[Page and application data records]
>>>>

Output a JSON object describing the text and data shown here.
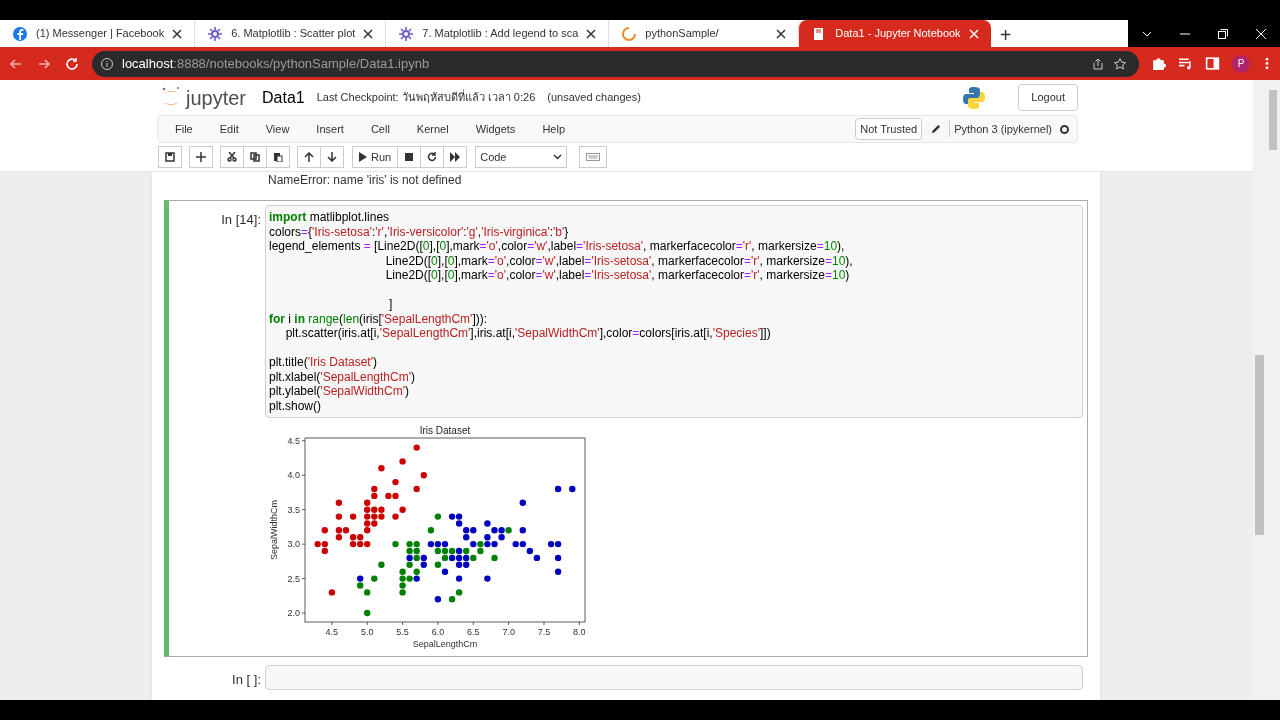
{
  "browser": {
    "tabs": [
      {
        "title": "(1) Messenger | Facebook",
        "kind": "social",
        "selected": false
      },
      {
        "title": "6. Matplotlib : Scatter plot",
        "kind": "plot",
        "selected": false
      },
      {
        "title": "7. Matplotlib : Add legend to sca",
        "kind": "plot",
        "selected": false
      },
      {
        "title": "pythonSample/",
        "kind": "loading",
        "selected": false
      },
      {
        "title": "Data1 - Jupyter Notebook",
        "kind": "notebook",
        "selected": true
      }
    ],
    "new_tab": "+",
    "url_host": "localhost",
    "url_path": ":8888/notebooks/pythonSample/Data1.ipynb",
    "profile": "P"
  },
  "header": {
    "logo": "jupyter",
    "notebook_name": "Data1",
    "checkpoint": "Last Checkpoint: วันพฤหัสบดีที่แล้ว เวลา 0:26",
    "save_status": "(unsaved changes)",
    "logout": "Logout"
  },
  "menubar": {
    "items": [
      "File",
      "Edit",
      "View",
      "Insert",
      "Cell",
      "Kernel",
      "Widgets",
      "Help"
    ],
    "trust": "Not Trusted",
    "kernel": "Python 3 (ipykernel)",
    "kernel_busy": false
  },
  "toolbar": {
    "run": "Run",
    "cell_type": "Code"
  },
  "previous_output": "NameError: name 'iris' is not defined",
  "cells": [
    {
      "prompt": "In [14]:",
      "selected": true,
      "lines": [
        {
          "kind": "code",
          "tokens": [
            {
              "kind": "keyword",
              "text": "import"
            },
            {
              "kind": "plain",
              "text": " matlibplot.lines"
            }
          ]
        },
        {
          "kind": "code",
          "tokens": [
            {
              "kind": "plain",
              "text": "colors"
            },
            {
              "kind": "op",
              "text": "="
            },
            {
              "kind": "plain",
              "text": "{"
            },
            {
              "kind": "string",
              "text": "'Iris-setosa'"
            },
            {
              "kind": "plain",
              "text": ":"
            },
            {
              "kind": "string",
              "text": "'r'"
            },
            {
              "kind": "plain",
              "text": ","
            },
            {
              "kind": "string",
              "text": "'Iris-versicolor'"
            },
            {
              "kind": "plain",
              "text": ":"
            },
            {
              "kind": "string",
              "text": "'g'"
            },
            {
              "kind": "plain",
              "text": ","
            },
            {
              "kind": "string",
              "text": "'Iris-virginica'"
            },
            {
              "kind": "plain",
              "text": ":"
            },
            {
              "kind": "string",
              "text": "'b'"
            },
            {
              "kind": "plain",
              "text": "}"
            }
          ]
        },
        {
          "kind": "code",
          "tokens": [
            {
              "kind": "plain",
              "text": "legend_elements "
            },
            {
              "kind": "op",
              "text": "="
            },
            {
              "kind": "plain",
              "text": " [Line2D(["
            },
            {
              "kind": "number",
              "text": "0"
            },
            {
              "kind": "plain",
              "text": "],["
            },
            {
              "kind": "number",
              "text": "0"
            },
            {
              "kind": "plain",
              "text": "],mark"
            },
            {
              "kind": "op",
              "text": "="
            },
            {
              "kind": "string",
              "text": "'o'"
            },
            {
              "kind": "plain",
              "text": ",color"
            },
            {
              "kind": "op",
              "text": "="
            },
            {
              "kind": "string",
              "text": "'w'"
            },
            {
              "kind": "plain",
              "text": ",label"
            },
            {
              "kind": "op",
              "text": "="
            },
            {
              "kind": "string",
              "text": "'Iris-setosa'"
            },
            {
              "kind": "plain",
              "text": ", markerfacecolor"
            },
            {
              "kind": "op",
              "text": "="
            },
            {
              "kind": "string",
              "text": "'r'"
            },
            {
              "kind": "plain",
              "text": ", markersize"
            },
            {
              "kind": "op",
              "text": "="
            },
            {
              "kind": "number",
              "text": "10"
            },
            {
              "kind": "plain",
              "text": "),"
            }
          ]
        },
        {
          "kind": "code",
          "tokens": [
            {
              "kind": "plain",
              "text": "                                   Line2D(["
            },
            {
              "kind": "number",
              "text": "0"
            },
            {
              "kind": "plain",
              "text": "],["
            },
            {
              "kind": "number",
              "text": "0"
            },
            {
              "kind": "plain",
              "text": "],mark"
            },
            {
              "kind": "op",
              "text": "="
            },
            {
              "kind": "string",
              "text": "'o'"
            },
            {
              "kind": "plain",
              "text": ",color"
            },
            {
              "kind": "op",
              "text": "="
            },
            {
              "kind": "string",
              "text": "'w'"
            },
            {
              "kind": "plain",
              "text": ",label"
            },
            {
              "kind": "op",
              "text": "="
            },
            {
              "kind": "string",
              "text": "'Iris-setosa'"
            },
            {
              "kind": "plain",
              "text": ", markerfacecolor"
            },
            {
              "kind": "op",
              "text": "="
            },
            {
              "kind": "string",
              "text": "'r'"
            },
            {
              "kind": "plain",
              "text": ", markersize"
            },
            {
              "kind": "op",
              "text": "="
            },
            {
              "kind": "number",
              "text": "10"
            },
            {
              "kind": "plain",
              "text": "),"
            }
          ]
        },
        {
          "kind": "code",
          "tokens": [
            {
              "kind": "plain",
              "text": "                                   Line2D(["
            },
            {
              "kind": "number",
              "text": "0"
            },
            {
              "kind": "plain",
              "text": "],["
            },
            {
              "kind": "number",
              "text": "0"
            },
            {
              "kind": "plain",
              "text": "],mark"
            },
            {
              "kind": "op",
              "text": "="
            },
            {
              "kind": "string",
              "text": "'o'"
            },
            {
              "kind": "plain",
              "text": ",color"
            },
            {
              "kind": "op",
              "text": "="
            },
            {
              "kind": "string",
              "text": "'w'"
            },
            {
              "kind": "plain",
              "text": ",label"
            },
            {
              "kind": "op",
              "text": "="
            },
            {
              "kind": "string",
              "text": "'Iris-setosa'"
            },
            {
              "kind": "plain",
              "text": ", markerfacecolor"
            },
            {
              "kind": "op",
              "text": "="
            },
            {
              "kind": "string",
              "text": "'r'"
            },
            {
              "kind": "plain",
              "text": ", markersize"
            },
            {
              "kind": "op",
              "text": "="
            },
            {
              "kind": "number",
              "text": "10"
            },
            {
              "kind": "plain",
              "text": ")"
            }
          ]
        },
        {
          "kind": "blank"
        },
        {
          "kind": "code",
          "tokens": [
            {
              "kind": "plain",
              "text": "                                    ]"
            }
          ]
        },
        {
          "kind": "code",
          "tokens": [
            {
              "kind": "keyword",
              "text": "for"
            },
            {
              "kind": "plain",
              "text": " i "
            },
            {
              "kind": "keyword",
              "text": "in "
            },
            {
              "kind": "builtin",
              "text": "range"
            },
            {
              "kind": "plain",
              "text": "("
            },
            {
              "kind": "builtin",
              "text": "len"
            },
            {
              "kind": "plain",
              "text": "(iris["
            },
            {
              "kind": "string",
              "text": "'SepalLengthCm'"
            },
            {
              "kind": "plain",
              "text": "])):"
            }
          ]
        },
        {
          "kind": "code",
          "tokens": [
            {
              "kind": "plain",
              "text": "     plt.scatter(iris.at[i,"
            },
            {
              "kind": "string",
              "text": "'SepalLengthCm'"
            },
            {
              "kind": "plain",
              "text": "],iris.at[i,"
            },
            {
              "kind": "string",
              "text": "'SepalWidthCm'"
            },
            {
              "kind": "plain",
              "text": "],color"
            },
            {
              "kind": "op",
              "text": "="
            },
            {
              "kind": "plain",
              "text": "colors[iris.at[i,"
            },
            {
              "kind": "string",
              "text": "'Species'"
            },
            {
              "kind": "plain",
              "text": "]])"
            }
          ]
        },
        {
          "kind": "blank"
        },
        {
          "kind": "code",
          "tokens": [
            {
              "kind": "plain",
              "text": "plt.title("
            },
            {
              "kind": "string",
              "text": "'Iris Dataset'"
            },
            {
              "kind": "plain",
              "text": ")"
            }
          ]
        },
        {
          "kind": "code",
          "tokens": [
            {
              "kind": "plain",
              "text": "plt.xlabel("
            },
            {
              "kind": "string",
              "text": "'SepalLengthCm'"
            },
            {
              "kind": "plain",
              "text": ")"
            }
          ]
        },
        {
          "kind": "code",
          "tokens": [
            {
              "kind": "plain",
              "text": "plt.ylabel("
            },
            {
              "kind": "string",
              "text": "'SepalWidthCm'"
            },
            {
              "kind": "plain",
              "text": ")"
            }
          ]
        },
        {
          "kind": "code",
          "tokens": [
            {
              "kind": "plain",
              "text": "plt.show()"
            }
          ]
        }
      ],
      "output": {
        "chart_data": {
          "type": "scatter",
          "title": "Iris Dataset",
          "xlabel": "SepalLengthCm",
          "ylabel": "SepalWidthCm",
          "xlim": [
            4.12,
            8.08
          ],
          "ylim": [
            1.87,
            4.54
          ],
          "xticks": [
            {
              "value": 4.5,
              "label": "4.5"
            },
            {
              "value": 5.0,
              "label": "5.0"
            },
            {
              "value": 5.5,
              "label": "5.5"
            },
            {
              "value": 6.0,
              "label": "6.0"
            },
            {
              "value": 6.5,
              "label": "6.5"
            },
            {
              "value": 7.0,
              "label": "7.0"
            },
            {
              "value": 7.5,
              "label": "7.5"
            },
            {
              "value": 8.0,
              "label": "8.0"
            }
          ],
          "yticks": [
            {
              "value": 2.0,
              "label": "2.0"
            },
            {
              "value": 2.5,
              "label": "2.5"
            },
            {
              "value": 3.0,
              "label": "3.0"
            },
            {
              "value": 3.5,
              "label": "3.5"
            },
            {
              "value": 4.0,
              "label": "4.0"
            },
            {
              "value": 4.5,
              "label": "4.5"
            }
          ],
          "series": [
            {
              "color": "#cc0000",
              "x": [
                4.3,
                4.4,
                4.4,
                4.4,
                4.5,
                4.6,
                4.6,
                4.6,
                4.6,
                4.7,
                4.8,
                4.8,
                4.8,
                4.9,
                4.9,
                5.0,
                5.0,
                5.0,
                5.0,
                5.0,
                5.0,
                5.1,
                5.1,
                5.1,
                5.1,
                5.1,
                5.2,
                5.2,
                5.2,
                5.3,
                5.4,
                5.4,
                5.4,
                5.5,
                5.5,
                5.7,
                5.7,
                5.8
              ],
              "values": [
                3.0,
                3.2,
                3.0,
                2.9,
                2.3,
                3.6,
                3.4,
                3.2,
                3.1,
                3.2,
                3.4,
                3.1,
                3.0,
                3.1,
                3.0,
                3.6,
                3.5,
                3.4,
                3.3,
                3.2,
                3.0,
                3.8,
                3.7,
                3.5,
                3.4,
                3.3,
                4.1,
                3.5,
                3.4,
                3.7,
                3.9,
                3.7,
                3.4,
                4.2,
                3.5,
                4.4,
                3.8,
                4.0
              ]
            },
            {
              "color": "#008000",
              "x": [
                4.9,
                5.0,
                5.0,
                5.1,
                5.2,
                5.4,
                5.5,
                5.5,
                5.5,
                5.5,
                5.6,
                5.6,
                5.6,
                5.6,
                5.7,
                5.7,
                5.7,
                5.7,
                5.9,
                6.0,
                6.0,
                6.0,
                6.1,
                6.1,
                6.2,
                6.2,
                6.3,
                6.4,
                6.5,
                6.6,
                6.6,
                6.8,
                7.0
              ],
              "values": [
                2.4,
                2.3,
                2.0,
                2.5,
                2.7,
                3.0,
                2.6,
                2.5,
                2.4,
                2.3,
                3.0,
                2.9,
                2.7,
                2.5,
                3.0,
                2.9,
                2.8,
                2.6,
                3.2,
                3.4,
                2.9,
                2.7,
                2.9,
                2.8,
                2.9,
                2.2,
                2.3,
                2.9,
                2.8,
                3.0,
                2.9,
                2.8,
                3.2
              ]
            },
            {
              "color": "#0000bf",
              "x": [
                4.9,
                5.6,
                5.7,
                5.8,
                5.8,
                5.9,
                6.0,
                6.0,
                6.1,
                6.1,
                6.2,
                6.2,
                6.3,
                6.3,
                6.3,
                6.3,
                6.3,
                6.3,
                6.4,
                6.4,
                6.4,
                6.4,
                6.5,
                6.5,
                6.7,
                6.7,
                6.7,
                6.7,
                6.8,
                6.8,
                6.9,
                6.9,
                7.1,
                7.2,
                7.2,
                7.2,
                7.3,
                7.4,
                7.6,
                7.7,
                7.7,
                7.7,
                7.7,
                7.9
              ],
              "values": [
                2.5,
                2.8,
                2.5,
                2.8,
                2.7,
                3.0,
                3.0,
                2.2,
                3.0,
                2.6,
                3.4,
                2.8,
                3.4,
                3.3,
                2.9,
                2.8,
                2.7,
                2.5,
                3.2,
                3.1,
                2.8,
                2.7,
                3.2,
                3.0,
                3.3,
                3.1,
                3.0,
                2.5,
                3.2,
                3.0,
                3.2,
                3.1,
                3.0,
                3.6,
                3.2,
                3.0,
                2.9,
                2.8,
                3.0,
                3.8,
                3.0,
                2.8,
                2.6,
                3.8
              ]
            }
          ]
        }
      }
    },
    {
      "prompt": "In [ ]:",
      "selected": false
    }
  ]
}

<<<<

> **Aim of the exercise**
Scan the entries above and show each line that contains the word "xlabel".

> **Result of the task**
              "text": "plt.xlabel("
          "xlabel": "SepalLengthCm",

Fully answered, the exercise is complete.